“I was writing about the atrocities inside Gaza and what happens to the children and the women,” Sharif described. “And I connected with the people to help them, to tell them that if there was anything they wanted to share, I could help.”
She also connected with a group of young Gazans working to create change in society, known as the Gaza Youth Committee, eventually rising to the top ranks of the organization.
The youth were focused on creating a better life for the people of Gaza, including working toward peace between Israel and Gaza for the good of all. Among their initiatives was something they called Skype with Your Enemy – Zoom chats. In April 2020, they marketed an upcoming Zoom on the topic of COVID-19 on Facebook and drew a crowd of 200 participants.
Hamas was not happy about it. So it arrested Sharif and several of the other event planners. Some were jailed as long as six months.
Sharif had been jailed once before, about a year prior, when she hosted a farewell lunch for a friend at her home that brought together men and women. Someone saw the event and called the Gazan Police.
“They started yelling at us like we were having sex or something,” she said. “We were trying to explain, but they would not listen, so they just beat me up. And I spent two nights in jail.”
A SENIOR military official who has been operating in the area of Gaza intelligence but who was not aware of Sharif’s specific situation said that her depiction “sounds very logical and very much like the things that Hamas does.
“They do not let people criticize them, talk about how they torture the public, the organization’s financial corruption – anything that questions their legitimacy,” he said. “If you say something against Hamas, they will harm you and your family.”
He said that Hamas can fire people and make it so they cannot get work; that in certain cases there are acts of violence, though these are generally not “official,” but, rather, someone is sent just to shake things up by causing physical harm.
“If someone really hurts a senior-level Hamas official, then, of course, that person will pay the price,” the official said.
He added that there is no freedom of the press in Gaza either.
IN THE MEANTIME, Sharif and her family left Egypt. She moved to a new home in the region, and her family to another state. She remains close only with her mother.
She has built a new network, including many Israeli friends who have come to visit her in her new home or chat with her online.

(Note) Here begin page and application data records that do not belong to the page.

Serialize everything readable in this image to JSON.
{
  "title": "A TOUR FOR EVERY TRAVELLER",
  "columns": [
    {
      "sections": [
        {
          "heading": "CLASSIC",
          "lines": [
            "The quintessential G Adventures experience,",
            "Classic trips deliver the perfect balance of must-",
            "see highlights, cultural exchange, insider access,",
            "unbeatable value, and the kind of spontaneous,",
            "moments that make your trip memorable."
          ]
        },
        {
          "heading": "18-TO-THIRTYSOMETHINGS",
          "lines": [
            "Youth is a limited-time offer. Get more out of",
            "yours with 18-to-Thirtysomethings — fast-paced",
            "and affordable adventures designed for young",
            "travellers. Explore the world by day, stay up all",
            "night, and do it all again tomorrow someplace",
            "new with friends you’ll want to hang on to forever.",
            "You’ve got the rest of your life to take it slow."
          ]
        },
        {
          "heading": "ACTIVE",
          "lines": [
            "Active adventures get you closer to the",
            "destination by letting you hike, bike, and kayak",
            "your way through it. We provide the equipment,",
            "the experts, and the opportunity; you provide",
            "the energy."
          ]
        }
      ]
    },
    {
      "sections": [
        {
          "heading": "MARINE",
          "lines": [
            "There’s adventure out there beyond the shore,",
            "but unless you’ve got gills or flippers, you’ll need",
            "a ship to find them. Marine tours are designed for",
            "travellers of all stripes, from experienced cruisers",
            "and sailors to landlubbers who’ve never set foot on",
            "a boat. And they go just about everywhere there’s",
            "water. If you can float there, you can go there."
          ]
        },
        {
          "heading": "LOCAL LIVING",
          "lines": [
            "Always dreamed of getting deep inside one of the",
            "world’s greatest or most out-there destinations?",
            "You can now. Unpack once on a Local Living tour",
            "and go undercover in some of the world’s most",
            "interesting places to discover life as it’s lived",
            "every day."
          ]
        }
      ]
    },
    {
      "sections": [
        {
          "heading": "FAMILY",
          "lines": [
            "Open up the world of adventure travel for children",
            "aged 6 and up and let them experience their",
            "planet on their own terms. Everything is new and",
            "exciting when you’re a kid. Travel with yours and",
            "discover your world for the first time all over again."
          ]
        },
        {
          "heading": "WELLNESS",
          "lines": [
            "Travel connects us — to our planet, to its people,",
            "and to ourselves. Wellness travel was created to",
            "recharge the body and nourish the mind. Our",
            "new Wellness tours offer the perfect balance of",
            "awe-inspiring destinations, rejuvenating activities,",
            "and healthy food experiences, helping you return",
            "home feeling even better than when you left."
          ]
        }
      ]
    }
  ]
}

She is also teaching Arabic via Zoom to help support herself until she moves to Canada, where she has been accepted to university. She admitted that she is struggling financially and otherwise.
A.Y. Katsof from Esh Kodesh is one of Sharif’s students, but he is also one of her biggest fans.
“She decided that, no matter what, she is going to tell the true story,” he said. “I feel a duty as an Israeli to stand up with her and help her to do that. I know there are other people who think like her, but they are too afraid. Maybe if we help her, others will speak up, too.”
He said that Sharif is “brave and strong,” and she wants to study political science.
“I could see her speaking before the United Nations one day,” Katsof said. “We need strong voices like that – strong women who are not scared to stand up and tell the truth.”
SHARIF’S WHATSAPP profile picture is a quote: “Shame dies when stories are told in safe places.”
She said that she has a dream of bringing about a solution for the people of Gaza.
She said that she believes the majority of Gazans want peace with Israel and opportunity.
“We have to protect people there,” she said. “It is so hard to see people living that way.... Maybe when I go to Canada, I will have better access to protect them.”